$\DeclareMathOperator{\p}{Pr}$ $\DeclareMathOperator{\P}{Pr}$ $\DeclareMathOperator{\c}{^C}$ $\DeclareMathOperator{\or}{ or}$ $\DeclareMathOperator{\and}{ and}$ $\DeclareMathOperator{\var}{Var}$ $\DeclareMathOperator{\E}{E}$ $\DeclareMathOperator{\std}{Std}$ $\DeclareMathOperator{\Ber}{Bern}$ $\DeclareMathOperator{\Bin}{Bin}$ $\DeclareMathOperator{\Poi}{Poi}$ $\DeclareMathOperator{\Uni}{Uni}$ $\DeclareMathOperator{\Exp}{Exp}$ $\DeclareMathOperator{\N}{N}$ $\DeclareMathOperator{\R}{\mathbb{R}}$ $\newcommand{\d}{\, d}$

Quick Guide to LaTeX

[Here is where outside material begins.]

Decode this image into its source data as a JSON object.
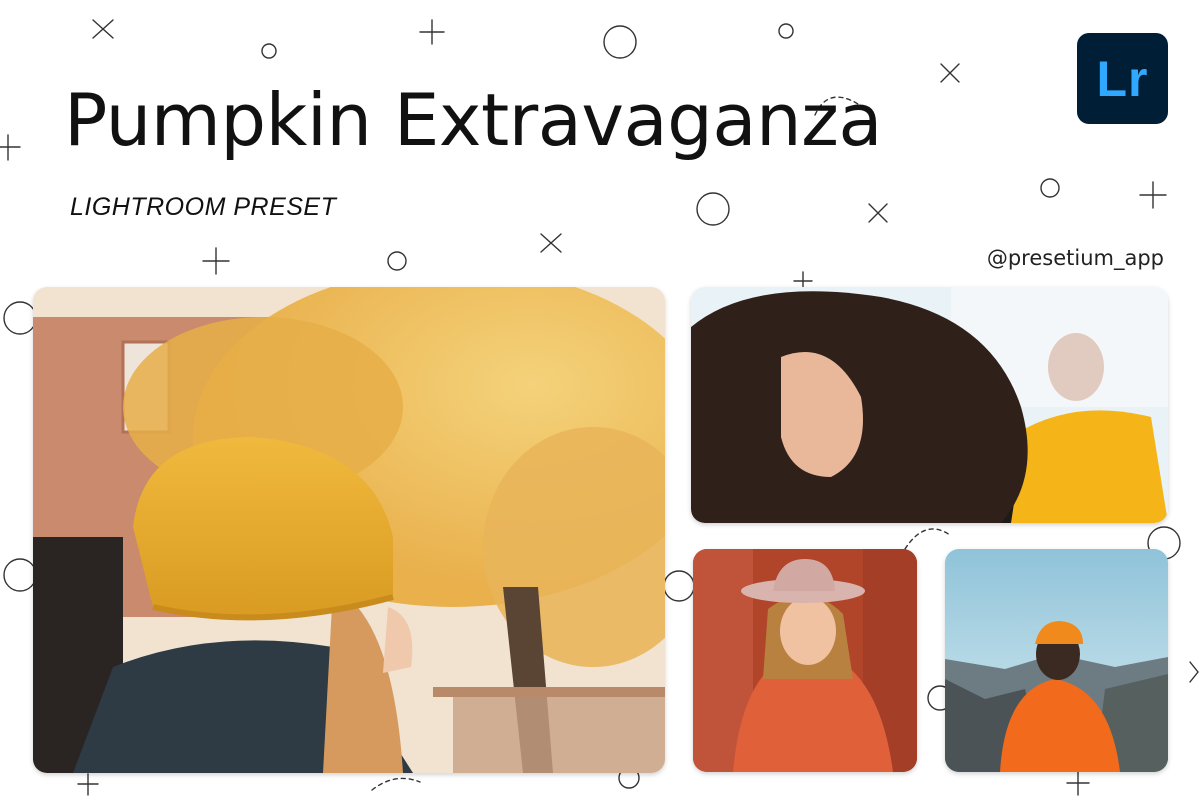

LaTeX is a typesetting system that creates beautiful scientific documents. You can still submit handwritten homeworks, but we recommend using LaTeX.

Here are some resources on LaTeX to help you get started, written by CS109 TA Benson Kung in Spring 2020. There are many excellent tutorials on LaTeX online as well, but we've compiled some of our own so you can see how mathmatical notation works.

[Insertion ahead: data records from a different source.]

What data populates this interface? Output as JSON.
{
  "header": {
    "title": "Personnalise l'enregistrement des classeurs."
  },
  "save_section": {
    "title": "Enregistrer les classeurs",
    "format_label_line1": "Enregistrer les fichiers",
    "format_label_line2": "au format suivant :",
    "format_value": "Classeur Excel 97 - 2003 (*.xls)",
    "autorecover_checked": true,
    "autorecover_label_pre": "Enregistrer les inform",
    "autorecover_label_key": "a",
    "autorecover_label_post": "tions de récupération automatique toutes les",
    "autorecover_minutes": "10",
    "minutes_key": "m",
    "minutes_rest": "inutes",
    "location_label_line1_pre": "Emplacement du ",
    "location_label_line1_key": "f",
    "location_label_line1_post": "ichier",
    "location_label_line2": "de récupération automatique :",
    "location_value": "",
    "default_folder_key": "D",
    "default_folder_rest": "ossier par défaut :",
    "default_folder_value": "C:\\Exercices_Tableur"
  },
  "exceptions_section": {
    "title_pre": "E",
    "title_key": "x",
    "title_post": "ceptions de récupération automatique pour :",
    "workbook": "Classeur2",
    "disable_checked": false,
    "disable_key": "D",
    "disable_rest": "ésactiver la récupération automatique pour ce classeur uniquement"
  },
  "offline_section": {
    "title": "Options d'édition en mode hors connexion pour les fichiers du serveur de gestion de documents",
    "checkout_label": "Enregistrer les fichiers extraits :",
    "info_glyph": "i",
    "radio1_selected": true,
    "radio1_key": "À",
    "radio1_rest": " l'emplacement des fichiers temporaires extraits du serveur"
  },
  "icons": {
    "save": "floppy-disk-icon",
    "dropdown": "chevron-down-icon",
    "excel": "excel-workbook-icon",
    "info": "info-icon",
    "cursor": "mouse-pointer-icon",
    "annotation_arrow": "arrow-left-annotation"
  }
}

LaTeX cheat sheets

Here is an excellent LaTeX cheat sheet that you can reference.

Adding PSet Templates to Overleaf

  1. Download the template file (with extension ending in .zip) from the Problem Set webpage. You do not need to open/extract these files.
    A screenshot of three links from the Problem set, with the middle one (Template) highlighted.
  2. On the Overleaf website (register with your stanford.edu account), go to "New Project" -> "Upload Project".
    A screenshot of part of the Overleaf home website, where Upload project (under New Project) is highlighted.
  3. Navigate to the correct .zip file and confirm. The zip file will upload.
    Two screenshots separated by an arrow from left screenshot to right screenshot. Left: the prompt for uploading a zip/Overleaf project. Right: a status bar on the prompt, where pset1_template.zip has been uploaded and is Processing...by Overleaf.
  4. Overleaf will automatically extract this zip and create a new Overleaf project.
    A screenshot of an Overleaf project.